WNBA Players Warn Of Europe’s Pitfalls

The life of a WNBA player, if you have not guessed, is not so glamorous. The best women’s basketball players in the world assemble in the United States for top-level competition to play for an average of $72,000 in front of sparse crowds for the most part.

The state of women’s basketball is such that almost every player in the WNBA plays year-round, heading to Europe during the WNBA’s “offseason” to make their real living.

It also makes them something of experts on European basketball culture and life overseas. It is a necessity for the best women’s basketball players in the world.

“Spain or Italy, it’s beautiful, but they’ll find that the money’s not there,” Sky forward Michelle Snow told Shannon Ryan of the Chicago Tribune. “They may go to a country like Russia where you’ll find the money but there’s absolutely nothing to do (in small towns where some teams are located). I hibernate for seven months.”

There are language and cultural barriers that players have to overcome when they decide to play overseas. For many of these players the experience can be quite isolating. And unless you are Becky Hammon or Diana Taurasi, you simply are not making that much. Playing year-round is a necessity for these players.

It appears most of the NBA players are looking to go to more familiar territory — Turkey and China seem to be the favorites. The fact those countries are more Western could help NBA players transition. They certainly will have marketing opportunities than WNBA players might.

But there is another adjustment American players have to make.

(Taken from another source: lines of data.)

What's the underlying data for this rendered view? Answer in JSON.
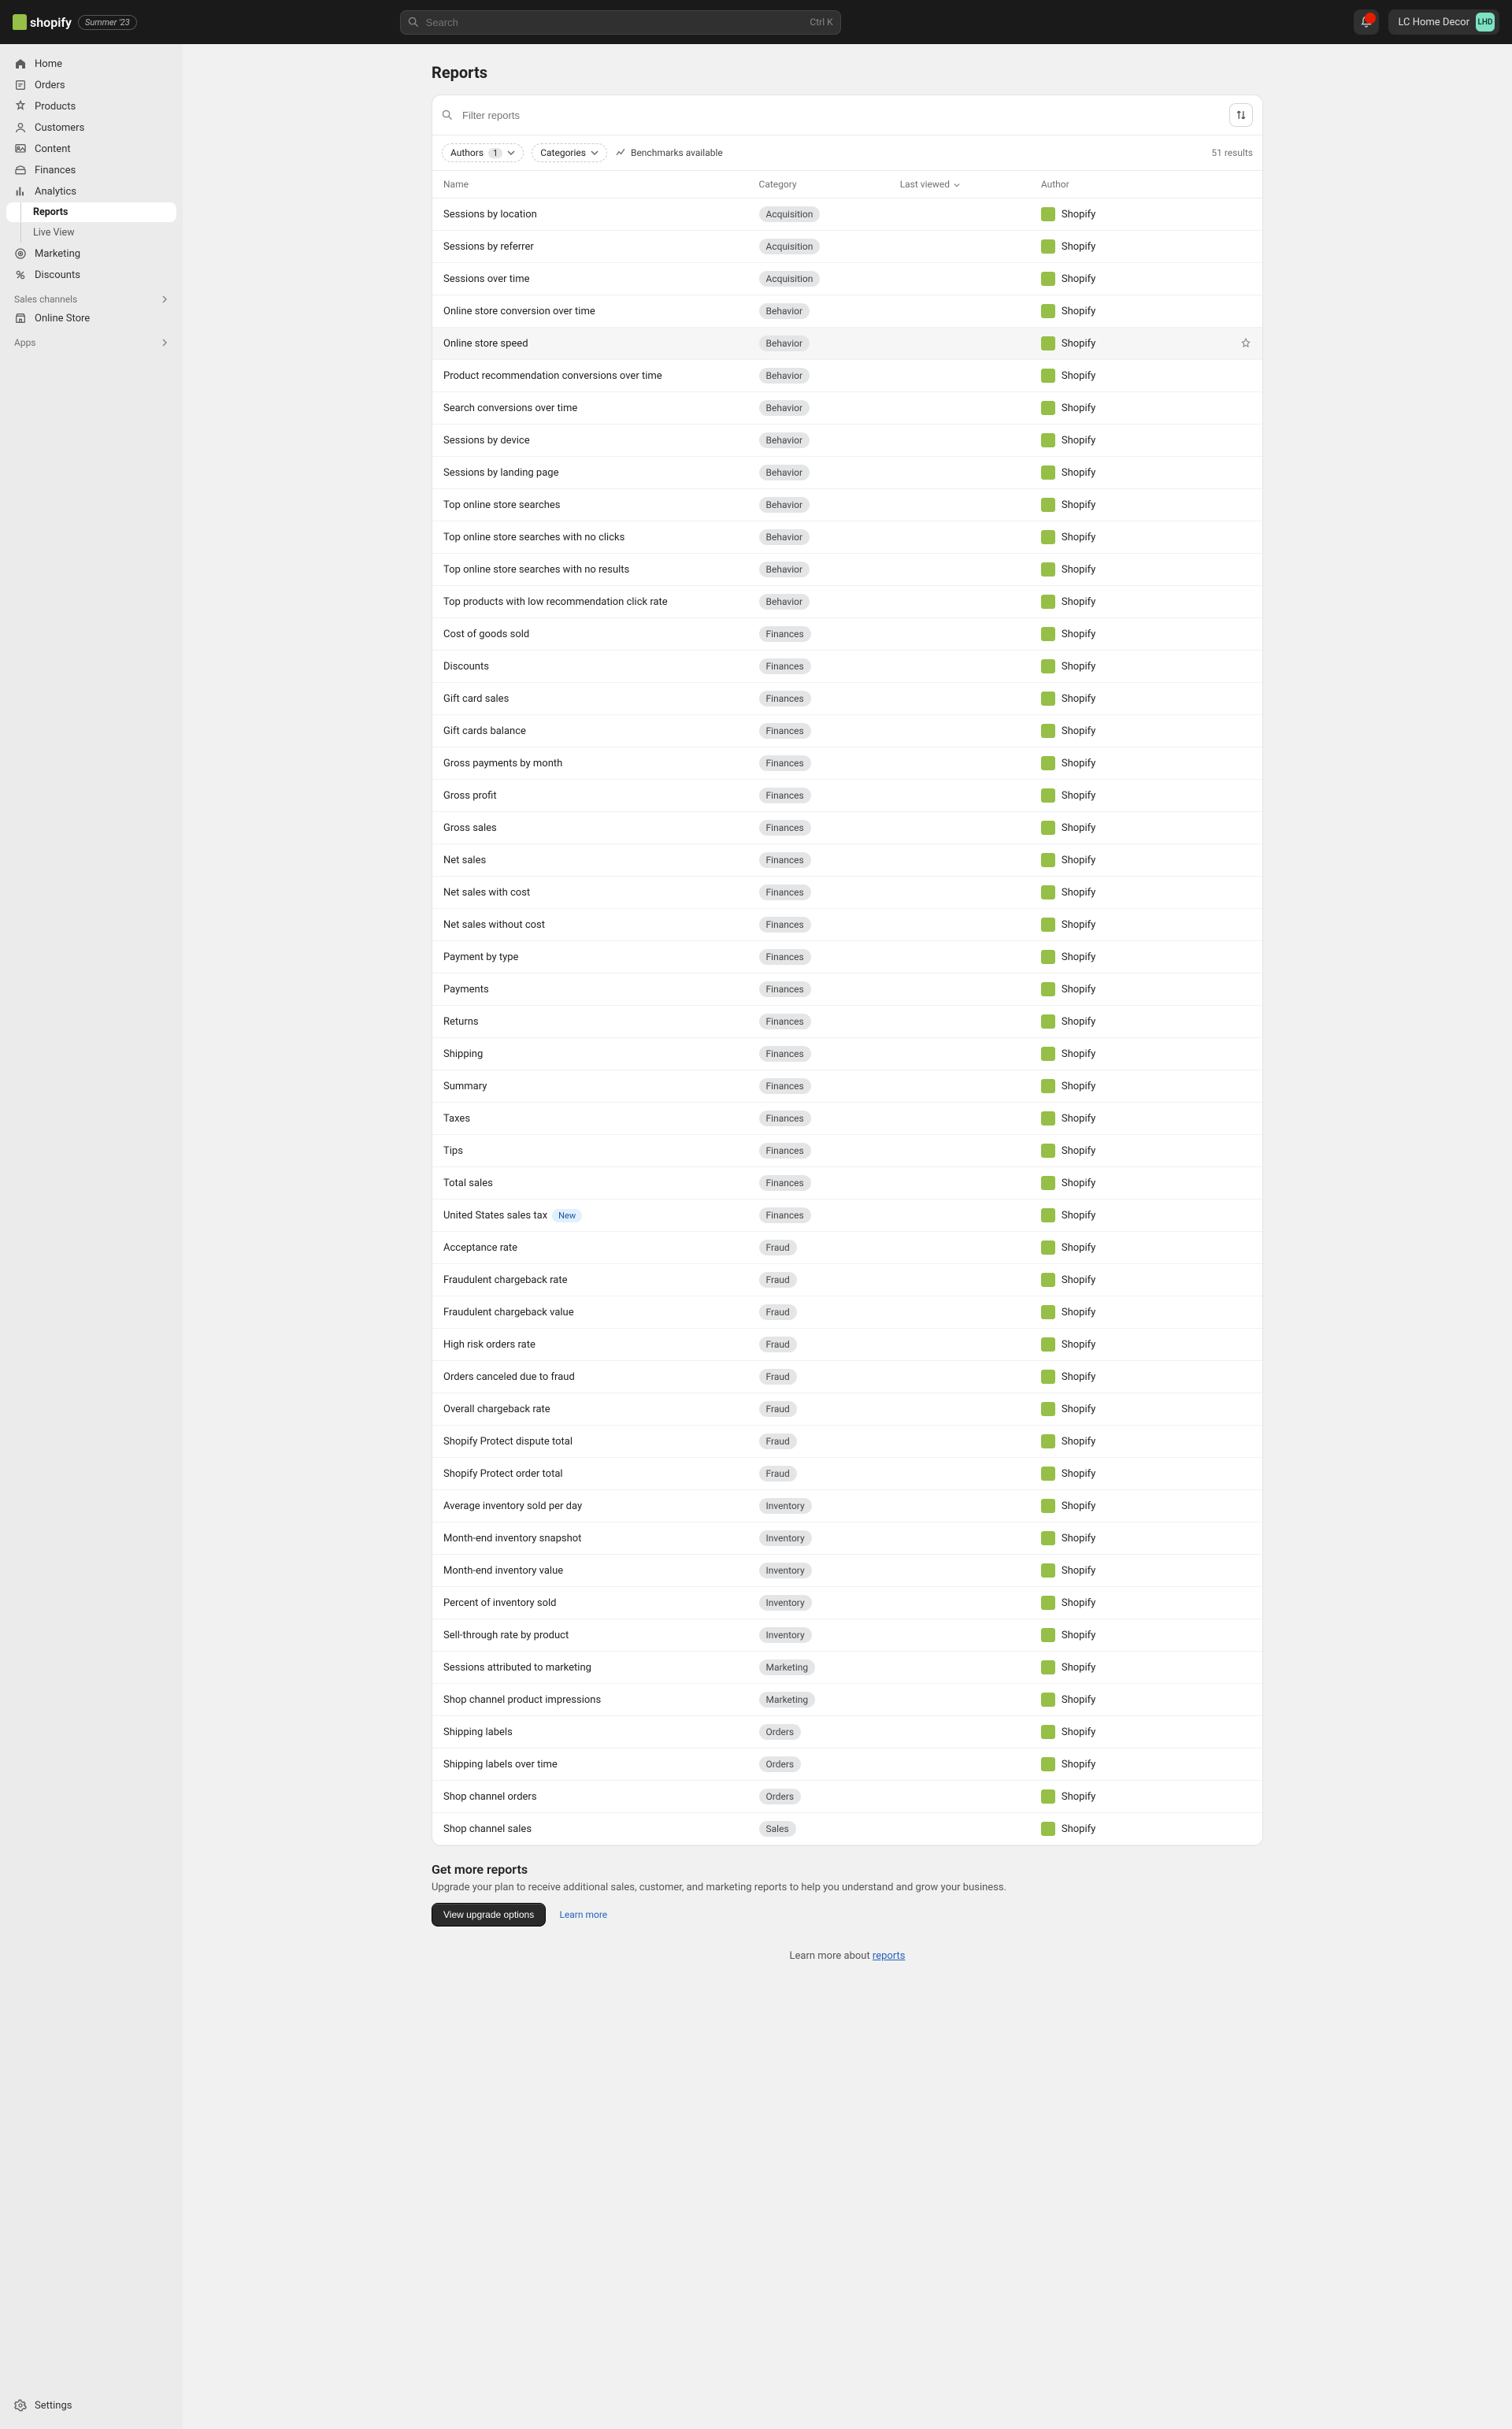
{
  "topbar": {
    "brand": "shopify",
    "edition": "Summer '23",
    "search_placeholder": "Search",
    "search_shortcut": "Ctrl K",
    "notifications_count": "",
    "store_name": "LC Home Decor",
    "avatar_initials": "LHD"
  },
  "sidebar": {
    "items": [
      {
        "label": "Home",
        "icon": "home-icon"
      },
      {
        "label": "Orders",
        "icon": "orders-icon"
      },
      {
        "label": "Products",
        "icon": "products-icon"
      },
      {
        "label": "Customers",
        "icon": "customers-icon"
      },
      {
        "label": "Content",
        "icon": "content-icon"
      },
      {
        "label": "Finances",
        "icon": "finances-icon"
      },
      {
        "label": "Analytics",
        "icon": "analytics-icon"
      }
    ],
    "analytics_sub": [
      {
        "label": "Reports",
        "active": true
      },
      {
        "label": "Live View",
        "active": false
      }
    ],
    "items2": [
      {
        "label": "Marketing",
        "icon": "marketing-icon"
      },
      {
        "label": "Discounts",
        "icon": "discounts-icon"
      }
    ],
    "sales_channels_label": "Sales channels",
    "sales_channels": [
      {
        "label": "Online Store",
        "icon": "store-icon"
      }
    ],
    "apps_label": "Apps",
    "settings_label": "Settings"
  },
  "page": {
    "title": "Reports",
    "filter_placeholder": "Filter reports",
    "authors_label": "Authors",
    "authors_count": "1",
    "categories_label": "Categories",
    "benchmarks_label": "Benchmarks available",
    "results_text": "51 results",
    "columns": {
      "name": "Name",
      "category": "Category",
      "last_viewed": "Last viewed",
      "author": "Author"
    }
  },
  "reports": [
    {
      "name": "Sessions by location",
      "category": "Acquisition",
      "author": "Shopify"
    },
    {
      "name": "Sessions by referrer",
      "category": "Acquisition",
      "author": "Shopify"
    },
    {
      "name": "Sessions over time",
      "category": "Acquisition",
      "author": "Shopify"
    },
    {
      "name": "Online store conversion over time",
      "category": "Behavior",
      "author": "Shopify"
    },
    {
      "name": "Online store speed",
      "category": "Behavior",
      "author": "Shopify",
      "hovered": true,
      "pin": true
    },
    {
      "name": "Product recommendation conversions over time",
      "category": "Behavior",
      "author": "Shopify"
    },
    {
      "name": "Search conversions over time",
      "category": "Behavior",
      "author": "Shopify"
    },
    {
      "name": "Sessions by device",
      "category": "Behavior",
      "author": "Shopify"
    },
    {
      "name": "Sessions by landing page",
      "category": "Behavior",
      "author": "Shopify"
    },
    {
      "name": "Top online store searches",
      "category": "Behavior",
      "author": "Shopify"
    },
    {
      "name": "Top online store searches with no clicks",
      "category": "Behavior",
      "author": "Shopify"
    },
    {
      "name": "Top online store searches with no results",
      "category": "Behavior",
      "author": "Shopify"
    },
    {
      "name": "Top products with low recommendation click rate",
      "category": "Behavior",
      "author": "Shopify"
    },
    {
      "name": "Cost of goods sold",
      "category": "Finances",
      "author": "Shopify"
    },
    {
      "name": "Discounts",
      "category": "Finances",
      "author": "Shopify"
    },
    {
      "name": "Gift card sales",
      "category": "Finances",
      "author": "Shopify"
    },
    {
      "name": "Gift cards balance",
      "category": "Finances",
      "author": "Shopify"
    },
    {
      "name": "Gross payments by month",
      "category": "Finances",
      "author": "Shopify"
    },
    {
      "name": "Gross profit",
      "category": "Finances",
      "author": "Shopify"
    },
    {
      "name": "Gross sales",
      "category": "Finances",
      "author": "Shopify"
    },
    {
      "name": "Net sales",
      "category": "Finances",
      "author": "Shopify"
    },
    {
      "name": "Net sales with cost",
      "category": "Finances",
      "author": "Shopify"
    },
    {
      "name": "Net sales without cost",
      "category": "Finances",
      "author": "Shopify"
    },
    {
      "name": "Payment by type",
      "category": "Finances",
      "author": "Shopify"
    },
    {
      "name": "Payments",
      "category": "Finances",
      "author": "Shopify"
    },
    {
      "name": "Returns",
      "category": "Finances",
      "author": "Shopify"
    },
    {
      "name": "Shipping",
      "category": "Finances",
      "author": "Shopify"
    },
    {
      "name": "Summary",
      "category": "Finances",
      "author": "Shopify"
    },
    {
      "name": "Taxes",
      "category": "Finances",
      "author": "Shopify"
    },
    {
      "name": "Tips",
      "category": "Finances",
      "author": "Shopify"
    },
    {
      "name": "Total sales",
      "category": "Finances",
      "author": "Shopify"
    },
    {
      "name": "United States sales tax",
      "category": "Finances",
      "author": "Shopify",
      "new": true
    },
    {
      "name": "Acceptance rate",
      "category": "Fraud",
      "author": "Shopify"
    },
    {
      "name": "Fraudulent chargeback rate",
      "category": "Fraud",
      "author": "Shopify"
    },
    {
      "name": "Fraudulent chargeback value",
      "category": "Fraud",
      "author": "Shopify"
    },
    {
      "name": "High risk orders rate",
      "category": "Fraud",
      "author": "Shopify"
    },
    {
      "name": "Orders canceled due to fraud",
      "category": "Fraud",
      "author": "Shopify"
    },
    {
      "name": "Overall chargeback rate",
      "category": "Fraud",
      "author": "Shopify"
    },
    {
      "name": "Shopify Protect dispute total",
      "category": "Fraud",
      "author": "Shopify"
    },
    {
      "name": "Shopify Protect order total",
      "category": "Fraud",
      "author": "Shopify"
    },
    {
      "name": "Average inventory sold per day",
      "category": "Inventory",
      "author": "Shopify"
    },
    {
      "name": "Month-end inventory snapshot",
      "category": "Inventory",
      "author": "Shopify"
    },
    {
      "name": "Month-end inventory value",
      "category": "Inventory",
      "author": "Shopify"
    },
    {
      "name": "Percent of inventory sold",
      "category": "Inventory",
      "author": "Shopify"
    },
    {
      "name": "Sell-through rate by product",
      "category": "Inventory",
      "author": "Shopify"
    },
    {
      "name": "Sessions attributed to marketing",
      "category": "Marketing",
      "author": "Shopify"
    },
    {
      "name": "Shop channel product impressions",
      "category": "Marketing",
      "author": "Shopify"
    },
    {
      "name": "Shipping labels",
      "category": "Orders",
      "author": "Shopify"
    },
    {
      "name": "Shipping labels over time",
      "category": "Orders",
      "author": "Shopify"
    },
    {
      "name": "Shop channel orders",
      "category": "Orders",
      "author": "Shopify"
    },
    {
      "name": "Shop channel sales",
      "category": "Sales",
      "author": "Shopify"
    }
  ],
  "upsell": {
    "title": "Get more reports",
    "text": "Upgrade your plan to receive additional sales, customer, and marketing reports to help you understand and grow your business.",
    "button": "View upgrade options",
    "link": "Learn more"
  },
  "footer": {
    "prefix": "Learn more about ",
    "link": "reports"
  }
}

The basketball culture is simply different in Europe.  And it carries over to the women’s game too. That makes you think the intensity of these games only increases for the men’s games and teams.

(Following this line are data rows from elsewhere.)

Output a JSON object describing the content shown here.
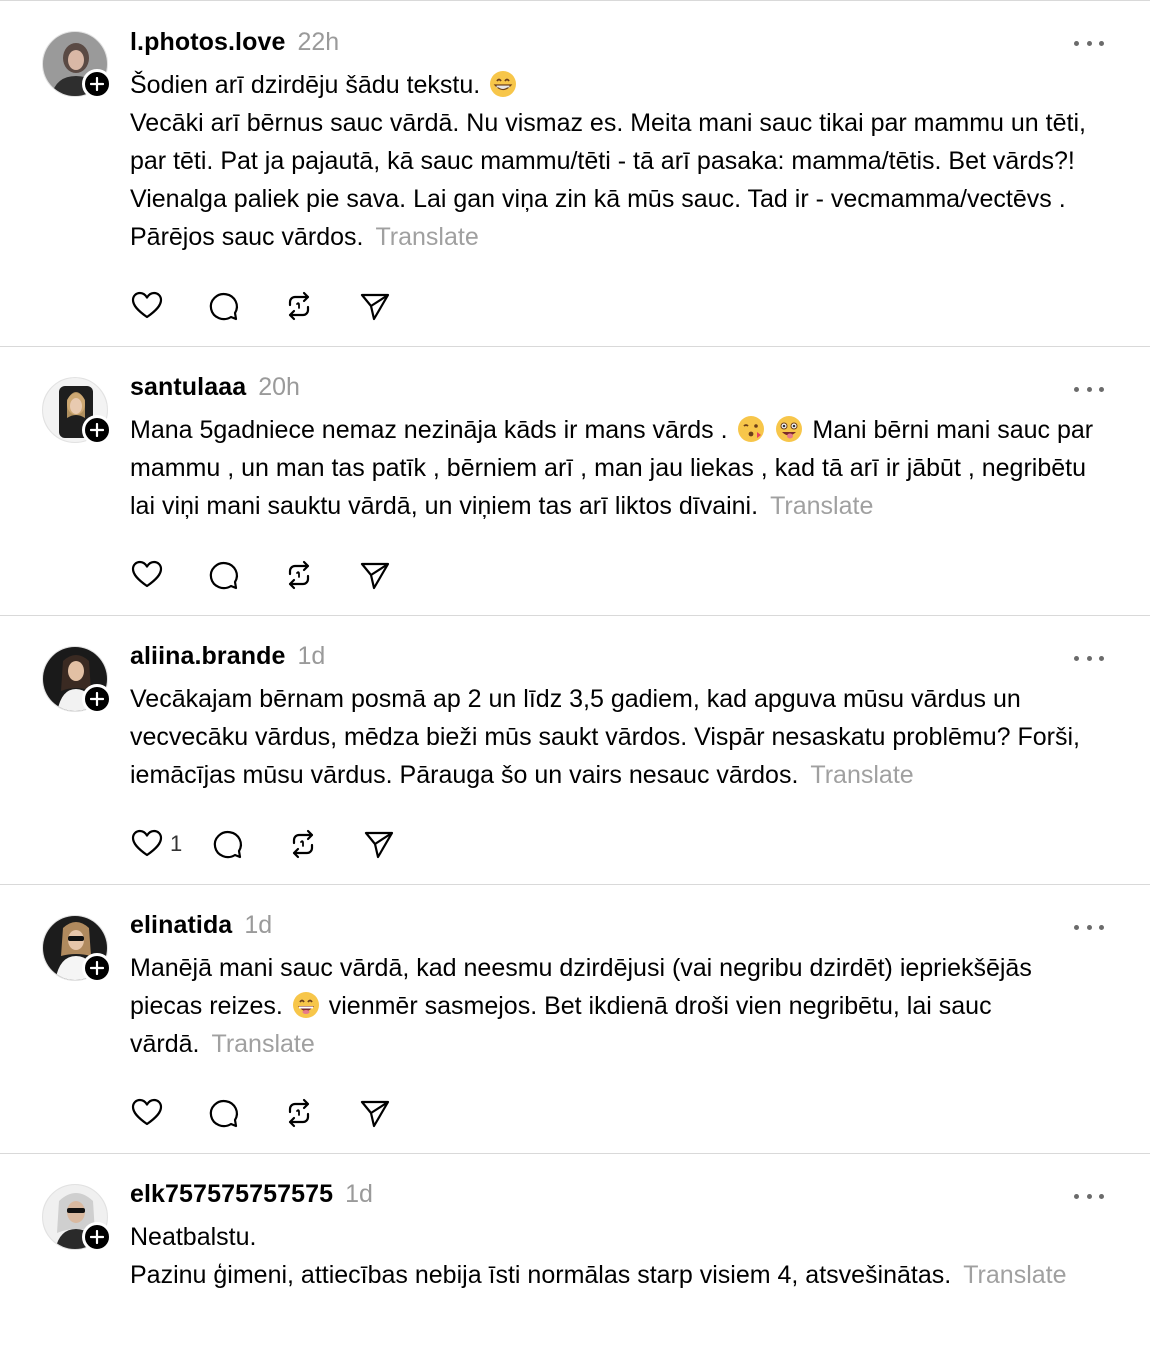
{
  "ui": {
    "translate_label": "Translate",
    "icons": [
      "heart-icon",
      "comment-icon",
      "repost-icon",
      "share-icon",
      "more-icon",
      "plus-icon"
    ]
  },
  "posts": [
    {
      "username": "l.photos.love",
      "time": "22h",
      "lines": [
        "Šodien arī dzirdēju šādu tekstu. ",
        "Vecāki arī bērnus sauc vārdā. Nu vismaz es. Meita mani sauc tikai par mammu un tēti, par tēti. Pat ja pajautā, kā sauc mammu/tēti - tā arī pasaka: mamma/tētis. Bet vārds?! Vienalga paliek pie sava. Lai gan viņa zin kā mūs sauc. Tad ir - vecmamma/vectēvs . Pārējos sauc vārdos."
      ],
      "likes": ""
    },
    {
      "username": "santulaaa",
      "time": "20h",
      "text_a": "Mana 5gadniece nemaz nezināja kāds ir mans vārds . ",
      "text_b": " Mani bērni mani sauc par mammu , un man tas patīk , bērniem arī , man jau liekas , kad tā arī ir jābūt , negribētu lai viņi mani sauktu vārdā, un viņiem tas arī liktos dīvaini.",
      "likes": ""
    },
    {
      "username": "aliina.brande",
      "time": "1d",
      "text": "Vecākajam bērnam posmā ap 2 un līdz 3,5 gadiem, kad apguva mūsu vārdus un vecvecāku vārdus, mēdza bieži mūs saukt vārdos. Vispār nesaskatu problēmu? Forši, iemācījas mūsu vārdus. Pārauga šo un vairs nesauc vārdos.",
      "likes": "1"
    },
    {
      "username": "elinatida",
      "time": "1d",
      "text_a": "Manējā mani sauc vārdā, kad neesmu dzirdējusi (vai negribu dzirdēt) iepriekšējās piecas reizes. ",
      "text_b": " vienmēr sasmejos. Bet ikdienā droši vien negribētu, lai sauc vārdā.",
      "likes": ""
    },
    {
      "username": "elk757575757575",
      "time": "1d",
      "lines": [
        "Neatbalstu.",
        "Pazinu ģimeni, attiecības nebija īsti normālas starp visiem 4, atsvešinātas."
      ],
      "likes": ""
    }
  ]
}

WNBA players report similar experiences about long practices and crazed fans as many of the men do. That is very different from the comparatively staid and corporate mannerisms of American fans and coaches. Snow said fans bring horns, smoke and banners, to cheer on games as if it were a soccer match. And if you look up soccer fans on YouTube I am sure you will get some interesting results.

Those same fans are also known to freely throw items onto the court — everything from batteries and extension cords to coins. It is not the same type of security for player safety. And throwing things at players goes for both home and visiting players.

American players will have to also fight national biases. As Snow explains, many Europeans blame the U.S. for the economic recession. They freely vent their frustrations at American players. 

And then you get into the long, taxing practices that are the hallmarks of European coaches. It is easy to see how culturally different Europe can be.

As the WNBA players can tell NBA players, go to Europe at your own risk.

About Philip Rossman-Reich

Philip Rossman-Reich is the managing editor for Crossover Chronicles and Orlando Magic Daily. You can follow him on twitter @OMagicDaily